** Data provided follows **

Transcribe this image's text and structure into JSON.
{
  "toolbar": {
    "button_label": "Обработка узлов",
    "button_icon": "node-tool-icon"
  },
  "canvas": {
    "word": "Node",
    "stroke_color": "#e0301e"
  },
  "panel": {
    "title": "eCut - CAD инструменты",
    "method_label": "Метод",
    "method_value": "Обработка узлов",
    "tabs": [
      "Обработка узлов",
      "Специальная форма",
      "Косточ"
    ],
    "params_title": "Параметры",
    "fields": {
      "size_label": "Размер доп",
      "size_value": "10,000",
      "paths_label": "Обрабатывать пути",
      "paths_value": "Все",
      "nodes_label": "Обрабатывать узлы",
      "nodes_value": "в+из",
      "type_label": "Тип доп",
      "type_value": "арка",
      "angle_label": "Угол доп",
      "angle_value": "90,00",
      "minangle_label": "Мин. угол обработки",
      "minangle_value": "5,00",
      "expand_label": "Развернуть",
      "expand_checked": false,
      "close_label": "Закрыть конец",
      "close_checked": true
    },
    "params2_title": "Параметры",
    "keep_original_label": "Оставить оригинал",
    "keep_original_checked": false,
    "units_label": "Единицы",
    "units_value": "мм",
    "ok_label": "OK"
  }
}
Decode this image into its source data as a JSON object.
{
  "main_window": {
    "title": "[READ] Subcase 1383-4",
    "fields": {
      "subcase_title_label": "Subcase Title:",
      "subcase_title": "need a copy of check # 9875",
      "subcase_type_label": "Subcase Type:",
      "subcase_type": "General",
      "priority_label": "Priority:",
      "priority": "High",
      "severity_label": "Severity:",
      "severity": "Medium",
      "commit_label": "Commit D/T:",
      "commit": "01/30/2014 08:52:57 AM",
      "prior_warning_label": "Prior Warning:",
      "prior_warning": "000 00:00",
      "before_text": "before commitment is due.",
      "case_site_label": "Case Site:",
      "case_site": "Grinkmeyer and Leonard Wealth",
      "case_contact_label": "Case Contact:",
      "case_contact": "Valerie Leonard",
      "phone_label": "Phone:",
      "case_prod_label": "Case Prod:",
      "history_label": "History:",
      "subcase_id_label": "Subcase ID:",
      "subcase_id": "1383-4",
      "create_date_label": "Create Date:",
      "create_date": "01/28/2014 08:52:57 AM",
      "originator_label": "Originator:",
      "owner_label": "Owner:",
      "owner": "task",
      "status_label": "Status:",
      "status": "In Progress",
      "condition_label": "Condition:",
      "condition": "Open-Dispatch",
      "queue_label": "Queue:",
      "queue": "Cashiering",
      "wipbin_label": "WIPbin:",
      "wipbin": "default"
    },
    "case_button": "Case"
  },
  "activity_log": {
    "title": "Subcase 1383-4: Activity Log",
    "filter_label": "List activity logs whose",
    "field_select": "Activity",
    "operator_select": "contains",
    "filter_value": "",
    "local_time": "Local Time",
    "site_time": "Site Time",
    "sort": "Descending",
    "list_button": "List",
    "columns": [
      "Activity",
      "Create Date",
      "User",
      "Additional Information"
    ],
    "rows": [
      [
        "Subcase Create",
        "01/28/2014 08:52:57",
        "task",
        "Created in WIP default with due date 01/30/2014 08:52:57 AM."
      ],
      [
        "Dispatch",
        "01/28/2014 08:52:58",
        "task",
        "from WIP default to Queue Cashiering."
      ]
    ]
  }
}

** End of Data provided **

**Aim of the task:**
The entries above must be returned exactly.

**Answer to the problem:**
Transcribe this image's text and structure into JSON.
{
  "toolbar": {
    "button_label": "Обработка узлов",
    "button_icon": "node-tool-icon"
  },
  "canvas": {
    "word": "Node",
    "stroke_color": "#e0301e"
  },
  "panel": {
    "title": "eCut - CAD инструменты",
    "method_label": "Метод",
    "method_value": "Обработка узлов",
    "tabs": [
      "Обработка узлов",
      "Специальная форма",
      "Косточ"
    ],
    "params_title": "Параметры",
    "fields": {
      "size_label": "Размер доп",
      "size_value": "10,000",
      "paths_label": "Обрабатывать пути",
      "paths_value": "Все",
      "nodes_label": "Обрабатывать узлы",
      "nodes_value": "в+из",
      "type_label": "Тип доп",
      "type_value": "арка",
      "angle_label": "Угол доп",
      "angle_value": "90,00",
      "minangle_label": "Мин. угол обработки",
      "minangle_value": "5,00",
      "expand_label": "Развернуть",
      "expand_checked": false,
      "close_label": "Закрыть конец",
      "close_checked": true
    },
    "params2_title": "Параметры",
    "keep_original_label": "Оставить оригинал",
    "keep_original_checked": false,
    "units_label": "Единицы",
    "units_value": "мм",
    "ok_label": "OK"
  }
}
Decode this image into its source data as a JSON object.
{
  "main_window": {
    "title": "[READ] Subcase 1383-4",
    "fields": {
      "subcase_title_label": "Subcase Title:",
      "subcase_title": "need a copy of check # 9875",
      "subcase_type_label": "Subcase Type:",
      "subcase_type": "General",
      "priority_label": "Priority:",
      "priority": "High",
      "severity_label": "Severity:",
      "severity": "Medium",
      "commit_label": "Commit D/T:",
      "commit": "01/30/2014 08:52:57 AM",
      "prior_warning_label": "Prior Warning:",
      "prior_warning": "000 00:00",
      "before_text": "before commitment is due.",
      "case_site_label": "Case Site:",
      "case_site": "Grinkmeyer and Leonard Wealth",
      "case_contact_label": "Case Contact:",
      "case_contact": "Valerie Leonard",
      "phone_label": "Phone:",
      "case_prod_label": "Case Prod:",
      "history_label": "History:",
      "subcase_id_label": "Subcase ID:",
      "subcase_id": "1383-4",
      "create_date_label": "Create Date:",
      "create_date": "01/28/2014 08:52:57 AM",
      "originator_label": "Originator:",
      "owner_label": "Owner:",
      "owner": "task",
      "status_label": "Status:",
      "status": "In Progress",
      "condition_label": "Condition:",
      "condition": "Open-Dispatch",
      "queue_label": "Queue:",
      "queue": "Cashiering",
      "wipbin_label": "WIPbin:",
      "wipbin": "default"
    },
    "case_button": "Case"
  },
  "activity_log": {
    "title": "Subcase 1383-4: Activity Log",
    "filter_label": "List activity logs whose",
    "field_select": "Activity",
    "operator_select": "contains",
    "filter_value": "",
    "local_time": "Local Time",
    "site_time": "Site Time",
    "sort": "Descending",
    "list_button": "List",
    "columns": [
      "Activity",
      "Create Date",
      "User",
      "Additional Information"
    ],
    "rows": [
      [
        "Subcase Create",
        "01/28/2014 08:52:57",
        "task",
        "Created in WIP default with due date 01/30/2014 08:52:57 AM."
      ],
      [
        "Dispatch",
        "01/28/2014 08:52:58",
        "task",
        "from WIP default to Queue Cashiering."
      ]
    ]
  }
}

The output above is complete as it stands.